A new smartcard scheme for youngsters was praised
But Transport for London (TfL) said the report was "misleading" and the most up-to-date statistics showed there were fewer crimes on buses than in 2004.
Assembly report figures show crime rates increased 15% from 2004-5 to 2006-7, with a 2% decrease in 2006-7.
TfL compared figures from April to September 2007 with the previous year which showed an 11% drop in crime.
According to TfL, in the first half of 2007-8 there were 15 crimes per million passenger journeys compared with 18 in the same period in 2004-5.
TfL said: "We are confident that we will deliver a continued downward trend in the coming months and years".
The assembly report showed crime rates rose from about 33,500 in 2004-5 to just over 39,000 in 2005-6, and then dropped by about 500 in 2006-7.
Between 2004-5 and 2005-6 criminal damage rose by 41%, robbery increased 39% and violence against a person rose 11%.
The assembly made several recommendations including improving CCTV and training for drivers.
However, it did praise TfL's initiatives to reassure passengers by increasing the uniformed presence on buses, using technology to prevent and solve crime, and the introduction of smartcards for youngsters.
Roger Evans, chair of the Assembly's Transport Committee, said: "Anti-social behaviour and crime on buses remain a real concern for passengers.
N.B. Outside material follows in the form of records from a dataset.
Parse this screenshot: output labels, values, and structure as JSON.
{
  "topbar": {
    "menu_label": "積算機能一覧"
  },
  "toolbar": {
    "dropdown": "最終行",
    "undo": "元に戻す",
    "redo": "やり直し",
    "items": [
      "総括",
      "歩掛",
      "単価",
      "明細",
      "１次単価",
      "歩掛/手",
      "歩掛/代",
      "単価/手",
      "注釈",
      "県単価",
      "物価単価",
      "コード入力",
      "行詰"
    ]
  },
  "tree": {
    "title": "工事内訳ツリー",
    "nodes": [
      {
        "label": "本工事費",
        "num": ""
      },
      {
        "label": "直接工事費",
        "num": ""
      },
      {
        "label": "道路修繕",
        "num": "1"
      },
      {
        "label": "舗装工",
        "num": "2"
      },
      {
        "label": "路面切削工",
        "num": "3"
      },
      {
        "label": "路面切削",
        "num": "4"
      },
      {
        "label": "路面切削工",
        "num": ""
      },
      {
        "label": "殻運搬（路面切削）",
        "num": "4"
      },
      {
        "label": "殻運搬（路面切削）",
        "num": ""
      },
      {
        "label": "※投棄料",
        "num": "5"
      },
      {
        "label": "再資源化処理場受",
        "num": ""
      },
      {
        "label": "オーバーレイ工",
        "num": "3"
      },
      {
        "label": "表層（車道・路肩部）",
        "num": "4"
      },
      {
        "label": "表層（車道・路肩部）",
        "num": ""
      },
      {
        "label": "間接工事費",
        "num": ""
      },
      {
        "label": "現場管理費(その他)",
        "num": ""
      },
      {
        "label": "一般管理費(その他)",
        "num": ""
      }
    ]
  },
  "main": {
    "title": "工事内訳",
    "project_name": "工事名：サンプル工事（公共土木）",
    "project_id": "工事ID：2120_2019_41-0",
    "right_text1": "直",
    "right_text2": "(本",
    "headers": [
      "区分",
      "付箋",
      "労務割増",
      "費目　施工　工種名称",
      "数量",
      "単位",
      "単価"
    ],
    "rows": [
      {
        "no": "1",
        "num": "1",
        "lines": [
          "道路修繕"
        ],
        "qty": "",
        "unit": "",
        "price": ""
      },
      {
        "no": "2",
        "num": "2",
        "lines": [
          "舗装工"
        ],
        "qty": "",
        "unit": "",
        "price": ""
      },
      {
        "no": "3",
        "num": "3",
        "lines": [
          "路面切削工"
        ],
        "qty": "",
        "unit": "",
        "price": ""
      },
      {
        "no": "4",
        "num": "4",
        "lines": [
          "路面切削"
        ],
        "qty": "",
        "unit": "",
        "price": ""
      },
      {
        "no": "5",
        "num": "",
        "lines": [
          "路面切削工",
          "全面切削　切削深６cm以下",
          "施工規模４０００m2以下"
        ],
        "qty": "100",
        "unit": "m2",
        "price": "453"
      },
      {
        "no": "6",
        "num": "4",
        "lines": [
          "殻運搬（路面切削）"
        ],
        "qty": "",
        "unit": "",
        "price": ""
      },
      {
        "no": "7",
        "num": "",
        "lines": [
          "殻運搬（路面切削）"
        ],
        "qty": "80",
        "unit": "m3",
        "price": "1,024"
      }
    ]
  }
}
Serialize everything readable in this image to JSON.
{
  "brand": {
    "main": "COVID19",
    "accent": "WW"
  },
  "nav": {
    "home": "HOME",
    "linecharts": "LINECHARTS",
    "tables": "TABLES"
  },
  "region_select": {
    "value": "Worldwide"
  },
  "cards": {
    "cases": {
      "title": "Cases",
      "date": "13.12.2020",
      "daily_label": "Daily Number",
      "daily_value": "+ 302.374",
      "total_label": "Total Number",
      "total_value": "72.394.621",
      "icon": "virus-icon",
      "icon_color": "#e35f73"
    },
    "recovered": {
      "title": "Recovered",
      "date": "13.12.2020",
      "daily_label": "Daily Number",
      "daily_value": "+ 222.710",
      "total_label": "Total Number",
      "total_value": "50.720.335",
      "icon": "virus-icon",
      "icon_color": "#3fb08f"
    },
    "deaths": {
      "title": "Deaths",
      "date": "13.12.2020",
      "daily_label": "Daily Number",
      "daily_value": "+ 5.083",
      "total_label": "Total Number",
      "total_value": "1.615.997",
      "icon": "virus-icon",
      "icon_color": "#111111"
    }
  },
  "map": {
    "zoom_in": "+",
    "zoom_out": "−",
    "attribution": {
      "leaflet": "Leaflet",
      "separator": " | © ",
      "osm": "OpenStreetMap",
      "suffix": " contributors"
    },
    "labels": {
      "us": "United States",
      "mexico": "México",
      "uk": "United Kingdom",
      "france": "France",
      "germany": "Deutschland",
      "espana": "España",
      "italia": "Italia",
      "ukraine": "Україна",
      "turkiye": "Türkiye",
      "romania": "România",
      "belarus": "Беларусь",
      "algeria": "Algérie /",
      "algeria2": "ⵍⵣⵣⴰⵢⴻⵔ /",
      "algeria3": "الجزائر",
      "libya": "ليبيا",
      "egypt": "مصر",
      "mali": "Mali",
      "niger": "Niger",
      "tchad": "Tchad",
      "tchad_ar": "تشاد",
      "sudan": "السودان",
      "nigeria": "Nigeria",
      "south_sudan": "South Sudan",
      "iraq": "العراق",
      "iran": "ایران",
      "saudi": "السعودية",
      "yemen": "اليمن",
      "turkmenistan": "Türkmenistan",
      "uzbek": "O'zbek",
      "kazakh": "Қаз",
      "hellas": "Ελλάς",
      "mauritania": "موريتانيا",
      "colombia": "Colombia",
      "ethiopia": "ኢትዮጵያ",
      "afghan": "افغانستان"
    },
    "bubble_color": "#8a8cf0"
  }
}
"We welcome the greater police presence and the use of CCTV but other steps can be taken to safeguard passengers and our report makes a number of constructive recommendations."